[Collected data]
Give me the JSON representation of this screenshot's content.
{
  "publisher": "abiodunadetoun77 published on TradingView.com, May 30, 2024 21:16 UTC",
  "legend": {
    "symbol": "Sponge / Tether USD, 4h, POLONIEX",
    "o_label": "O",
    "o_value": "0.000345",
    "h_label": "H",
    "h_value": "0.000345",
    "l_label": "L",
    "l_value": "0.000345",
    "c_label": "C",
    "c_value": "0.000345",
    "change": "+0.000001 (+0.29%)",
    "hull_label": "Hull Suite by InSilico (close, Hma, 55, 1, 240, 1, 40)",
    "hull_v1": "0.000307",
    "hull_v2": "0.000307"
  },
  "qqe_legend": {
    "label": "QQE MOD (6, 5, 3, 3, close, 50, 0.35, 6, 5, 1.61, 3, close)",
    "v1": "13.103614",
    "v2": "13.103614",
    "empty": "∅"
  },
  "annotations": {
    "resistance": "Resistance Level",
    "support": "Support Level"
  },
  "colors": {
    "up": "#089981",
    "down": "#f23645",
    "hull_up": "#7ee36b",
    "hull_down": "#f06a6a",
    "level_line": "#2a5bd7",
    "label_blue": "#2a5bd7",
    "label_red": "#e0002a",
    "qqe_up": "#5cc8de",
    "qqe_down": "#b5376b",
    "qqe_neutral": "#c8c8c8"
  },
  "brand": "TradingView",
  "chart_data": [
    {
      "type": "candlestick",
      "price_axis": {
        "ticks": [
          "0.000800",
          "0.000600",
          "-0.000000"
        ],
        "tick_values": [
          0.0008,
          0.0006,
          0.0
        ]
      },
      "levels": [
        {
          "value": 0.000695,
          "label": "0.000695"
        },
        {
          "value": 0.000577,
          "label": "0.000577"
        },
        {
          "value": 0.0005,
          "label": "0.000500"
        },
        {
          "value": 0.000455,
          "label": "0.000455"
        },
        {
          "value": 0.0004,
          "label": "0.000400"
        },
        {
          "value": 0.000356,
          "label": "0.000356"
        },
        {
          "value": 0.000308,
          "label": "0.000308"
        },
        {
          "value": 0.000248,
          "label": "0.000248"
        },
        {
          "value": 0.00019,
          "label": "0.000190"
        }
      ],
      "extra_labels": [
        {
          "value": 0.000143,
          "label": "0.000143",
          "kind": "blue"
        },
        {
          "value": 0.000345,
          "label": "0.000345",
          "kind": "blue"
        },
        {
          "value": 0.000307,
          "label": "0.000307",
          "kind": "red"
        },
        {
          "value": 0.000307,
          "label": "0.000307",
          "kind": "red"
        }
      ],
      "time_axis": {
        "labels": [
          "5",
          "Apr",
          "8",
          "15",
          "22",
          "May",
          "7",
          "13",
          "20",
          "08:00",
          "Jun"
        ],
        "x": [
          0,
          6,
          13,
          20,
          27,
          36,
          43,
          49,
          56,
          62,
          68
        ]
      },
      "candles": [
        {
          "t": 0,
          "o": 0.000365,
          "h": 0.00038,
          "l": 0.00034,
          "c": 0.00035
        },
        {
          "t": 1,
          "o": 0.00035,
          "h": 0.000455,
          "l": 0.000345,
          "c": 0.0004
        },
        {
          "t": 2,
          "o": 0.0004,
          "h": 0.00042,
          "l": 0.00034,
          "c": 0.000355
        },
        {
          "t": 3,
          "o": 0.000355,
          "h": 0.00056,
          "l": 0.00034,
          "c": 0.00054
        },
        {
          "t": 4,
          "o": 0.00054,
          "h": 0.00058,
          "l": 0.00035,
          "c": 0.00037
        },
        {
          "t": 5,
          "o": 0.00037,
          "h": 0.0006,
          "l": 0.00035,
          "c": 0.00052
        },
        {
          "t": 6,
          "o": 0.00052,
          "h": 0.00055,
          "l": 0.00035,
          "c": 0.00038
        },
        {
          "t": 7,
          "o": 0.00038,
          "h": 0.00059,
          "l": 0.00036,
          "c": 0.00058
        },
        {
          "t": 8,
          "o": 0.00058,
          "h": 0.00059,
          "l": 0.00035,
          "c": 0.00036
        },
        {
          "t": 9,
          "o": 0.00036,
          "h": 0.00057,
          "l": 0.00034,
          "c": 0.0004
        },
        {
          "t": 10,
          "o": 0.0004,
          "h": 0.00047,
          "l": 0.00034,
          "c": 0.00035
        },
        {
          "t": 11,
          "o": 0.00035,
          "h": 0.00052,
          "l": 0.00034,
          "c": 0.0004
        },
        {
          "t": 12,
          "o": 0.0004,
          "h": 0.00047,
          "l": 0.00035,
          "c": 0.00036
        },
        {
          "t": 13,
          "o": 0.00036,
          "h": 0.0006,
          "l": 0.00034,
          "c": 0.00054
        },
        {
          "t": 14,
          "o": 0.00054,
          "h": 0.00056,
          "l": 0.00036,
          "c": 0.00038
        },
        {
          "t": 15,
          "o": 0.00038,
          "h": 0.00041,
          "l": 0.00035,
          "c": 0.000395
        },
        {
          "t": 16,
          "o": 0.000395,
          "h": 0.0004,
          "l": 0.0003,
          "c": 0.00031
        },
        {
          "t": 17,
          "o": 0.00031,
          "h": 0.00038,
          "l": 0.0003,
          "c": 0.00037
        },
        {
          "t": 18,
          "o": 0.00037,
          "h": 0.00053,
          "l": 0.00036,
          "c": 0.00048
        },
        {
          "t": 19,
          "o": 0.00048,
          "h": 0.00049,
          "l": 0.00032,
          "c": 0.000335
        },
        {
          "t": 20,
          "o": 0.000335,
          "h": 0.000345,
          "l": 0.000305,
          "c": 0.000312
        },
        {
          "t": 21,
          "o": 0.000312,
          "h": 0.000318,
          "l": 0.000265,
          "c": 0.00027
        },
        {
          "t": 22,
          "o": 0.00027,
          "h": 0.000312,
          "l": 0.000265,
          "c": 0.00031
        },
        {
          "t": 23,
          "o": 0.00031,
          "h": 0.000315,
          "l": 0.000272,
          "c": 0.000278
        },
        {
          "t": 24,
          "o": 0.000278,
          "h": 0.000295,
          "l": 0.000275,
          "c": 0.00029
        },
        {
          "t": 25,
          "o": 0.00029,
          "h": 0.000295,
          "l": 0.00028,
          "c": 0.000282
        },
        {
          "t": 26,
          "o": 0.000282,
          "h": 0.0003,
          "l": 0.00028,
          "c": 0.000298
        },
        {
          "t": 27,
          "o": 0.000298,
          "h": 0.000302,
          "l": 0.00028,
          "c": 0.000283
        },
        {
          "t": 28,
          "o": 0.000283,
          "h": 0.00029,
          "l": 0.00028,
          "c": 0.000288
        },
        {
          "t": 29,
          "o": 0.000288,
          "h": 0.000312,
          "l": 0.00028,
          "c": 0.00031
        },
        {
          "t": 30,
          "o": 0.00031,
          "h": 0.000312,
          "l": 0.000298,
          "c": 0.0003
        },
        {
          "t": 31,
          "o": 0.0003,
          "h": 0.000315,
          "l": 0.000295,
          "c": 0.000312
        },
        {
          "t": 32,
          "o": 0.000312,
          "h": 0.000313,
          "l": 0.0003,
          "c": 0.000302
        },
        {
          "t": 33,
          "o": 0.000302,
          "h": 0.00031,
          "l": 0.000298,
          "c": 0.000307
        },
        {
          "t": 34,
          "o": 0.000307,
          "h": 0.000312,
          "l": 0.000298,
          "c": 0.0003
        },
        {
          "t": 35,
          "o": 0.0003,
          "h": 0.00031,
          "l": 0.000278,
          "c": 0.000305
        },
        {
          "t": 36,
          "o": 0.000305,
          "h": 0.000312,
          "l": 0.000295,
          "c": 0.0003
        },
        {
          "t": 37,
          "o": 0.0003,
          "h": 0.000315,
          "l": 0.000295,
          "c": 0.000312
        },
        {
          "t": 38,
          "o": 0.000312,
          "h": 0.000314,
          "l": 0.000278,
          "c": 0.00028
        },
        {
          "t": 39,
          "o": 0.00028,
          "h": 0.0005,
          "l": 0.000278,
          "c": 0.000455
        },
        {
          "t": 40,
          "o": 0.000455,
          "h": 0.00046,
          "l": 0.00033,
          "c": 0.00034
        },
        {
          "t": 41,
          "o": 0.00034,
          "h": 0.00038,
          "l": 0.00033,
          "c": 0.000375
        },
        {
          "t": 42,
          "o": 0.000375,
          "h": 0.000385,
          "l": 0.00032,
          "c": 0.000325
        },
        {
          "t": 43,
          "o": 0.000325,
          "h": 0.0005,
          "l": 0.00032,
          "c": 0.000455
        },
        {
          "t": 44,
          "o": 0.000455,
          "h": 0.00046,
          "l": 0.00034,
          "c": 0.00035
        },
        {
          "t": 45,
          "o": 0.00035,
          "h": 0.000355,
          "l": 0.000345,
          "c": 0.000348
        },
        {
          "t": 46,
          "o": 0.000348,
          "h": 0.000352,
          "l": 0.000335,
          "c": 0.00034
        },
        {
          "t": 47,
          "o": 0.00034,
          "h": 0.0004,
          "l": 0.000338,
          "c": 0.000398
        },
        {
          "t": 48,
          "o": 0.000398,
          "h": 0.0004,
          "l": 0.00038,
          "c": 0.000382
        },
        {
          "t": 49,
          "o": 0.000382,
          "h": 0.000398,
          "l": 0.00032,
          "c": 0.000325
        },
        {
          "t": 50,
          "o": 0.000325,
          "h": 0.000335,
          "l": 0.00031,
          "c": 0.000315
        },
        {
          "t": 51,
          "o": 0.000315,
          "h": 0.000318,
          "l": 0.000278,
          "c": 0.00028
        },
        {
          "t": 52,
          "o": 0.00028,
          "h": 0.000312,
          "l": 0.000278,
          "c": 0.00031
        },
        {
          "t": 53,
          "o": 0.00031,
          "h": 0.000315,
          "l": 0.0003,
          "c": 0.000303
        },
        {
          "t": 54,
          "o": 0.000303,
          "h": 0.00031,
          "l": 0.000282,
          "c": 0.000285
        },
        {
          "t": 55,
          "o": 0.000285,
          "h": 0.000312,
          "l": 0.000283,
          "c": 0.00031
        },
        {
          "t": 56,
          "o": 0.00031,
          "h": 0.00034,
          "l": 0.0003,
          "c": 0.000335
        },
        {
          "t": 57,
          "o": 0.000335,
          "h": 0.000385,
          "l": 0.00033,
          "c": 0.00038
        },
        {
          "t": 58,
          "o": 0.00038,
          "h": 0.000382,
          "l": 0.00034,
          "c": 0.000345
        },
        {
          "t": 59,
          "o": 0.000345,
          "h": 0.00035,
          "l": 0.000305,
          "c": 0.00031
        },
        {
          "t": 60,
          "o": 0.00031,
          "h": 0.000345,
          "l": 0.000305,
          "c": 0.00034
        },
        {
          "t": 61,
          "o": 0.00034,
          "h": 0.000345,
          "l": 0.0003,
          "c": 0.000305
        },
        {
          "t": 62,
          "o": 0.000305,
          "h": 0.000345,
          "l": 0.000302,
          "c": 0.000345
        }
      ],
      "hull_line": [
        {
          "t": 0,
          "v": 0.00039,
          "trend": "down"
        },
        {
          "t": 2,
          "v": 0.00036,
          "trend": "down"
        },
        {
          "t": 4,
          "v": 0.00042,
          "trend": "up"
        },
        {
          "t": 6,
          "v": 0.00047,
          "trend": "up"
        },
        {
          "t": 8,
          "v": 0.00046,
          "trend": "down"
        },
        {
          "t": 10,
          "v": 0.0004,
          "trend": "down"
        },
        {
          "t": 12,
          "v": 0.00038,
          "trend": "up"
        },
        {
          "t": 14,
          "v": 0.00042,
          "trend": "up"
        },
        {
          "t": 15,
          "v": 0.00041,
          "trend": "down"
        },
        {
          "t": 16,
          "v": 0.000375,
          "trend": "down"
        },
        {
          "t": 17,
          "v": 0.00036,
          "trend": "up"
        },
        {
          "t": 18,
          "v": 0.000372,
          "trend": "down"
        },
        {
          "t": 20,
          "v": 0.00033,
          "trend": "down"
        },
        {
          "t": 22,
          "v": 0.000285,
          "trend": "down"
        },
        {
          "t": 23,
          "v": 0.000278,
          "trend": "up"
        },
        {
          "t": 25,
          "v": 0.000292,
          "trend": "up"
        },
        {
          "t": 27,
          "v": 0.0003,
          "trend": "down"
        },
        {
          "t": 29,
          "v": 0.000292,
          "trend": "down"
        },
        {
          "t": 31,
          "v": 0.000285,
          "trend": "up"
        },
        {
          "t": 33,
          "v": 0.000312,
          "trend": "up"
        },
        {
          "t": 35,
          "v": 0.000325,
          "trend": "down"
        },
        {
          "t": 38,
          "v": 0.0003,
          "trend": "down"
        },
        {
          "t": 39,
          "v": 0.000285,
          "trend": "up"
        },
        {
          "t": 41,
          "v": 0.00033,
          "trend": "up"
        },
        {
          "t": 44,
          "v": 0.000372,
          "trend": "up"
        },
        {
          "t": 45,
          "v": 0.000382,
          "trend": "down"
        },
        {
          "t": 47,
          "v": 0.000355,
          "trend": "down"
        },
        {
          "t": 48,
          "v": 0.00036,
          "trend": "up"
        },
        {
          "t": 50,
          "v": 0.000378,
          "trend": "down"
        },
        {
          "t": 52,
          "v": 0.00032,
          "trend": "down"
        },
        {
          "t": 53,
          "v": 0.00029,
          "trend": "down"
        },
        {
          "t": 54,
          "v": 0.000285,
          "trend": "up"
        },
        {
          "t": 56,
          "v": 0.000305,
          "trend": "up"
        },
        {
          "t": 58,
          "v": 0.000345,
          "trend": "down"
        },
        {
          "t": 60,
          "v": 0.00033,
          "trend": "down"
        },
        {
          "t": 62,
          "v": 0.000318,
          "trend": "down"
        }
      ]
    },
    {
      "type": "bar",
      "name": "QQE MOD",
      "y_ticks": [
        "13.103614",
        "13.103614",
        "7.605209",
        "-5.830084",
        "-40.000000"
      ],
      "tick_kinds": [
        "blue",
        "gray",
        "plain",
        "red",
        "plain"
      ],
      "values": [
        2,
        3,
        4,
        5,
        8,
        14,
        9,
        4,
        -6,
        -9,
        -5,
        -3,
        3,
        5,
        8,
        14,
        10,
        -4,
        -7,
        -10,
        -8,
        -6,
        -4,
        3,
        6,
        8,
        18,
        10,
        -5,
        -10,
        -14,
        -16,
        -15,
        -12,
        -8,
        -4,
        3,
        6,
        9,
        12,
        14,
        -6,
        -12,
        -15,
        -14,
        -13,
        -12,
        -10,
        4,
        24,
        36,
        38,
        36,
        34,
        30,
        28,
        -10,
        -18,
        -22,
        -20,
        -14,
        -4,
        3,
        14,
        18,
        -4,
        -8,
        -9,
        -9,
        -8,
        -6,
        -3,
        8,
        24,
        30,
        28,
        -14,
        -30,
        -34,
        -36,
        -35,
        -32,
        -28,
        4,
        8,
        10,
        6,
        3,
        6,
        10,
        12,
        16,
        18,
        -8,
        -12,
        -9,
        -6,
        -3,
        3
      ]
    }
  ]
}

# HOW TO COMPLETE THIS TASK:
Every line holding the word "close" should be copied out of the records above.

# THE ANSWER:
    "hull_label": "Hull Suite by InSilico (close, Hma, 55, 1, 240, 1, 40)",
    "label": "QQE MOD (6, 5, 3, 3, close, 50, 0.35, 6, 5, 1.61, 3, close)",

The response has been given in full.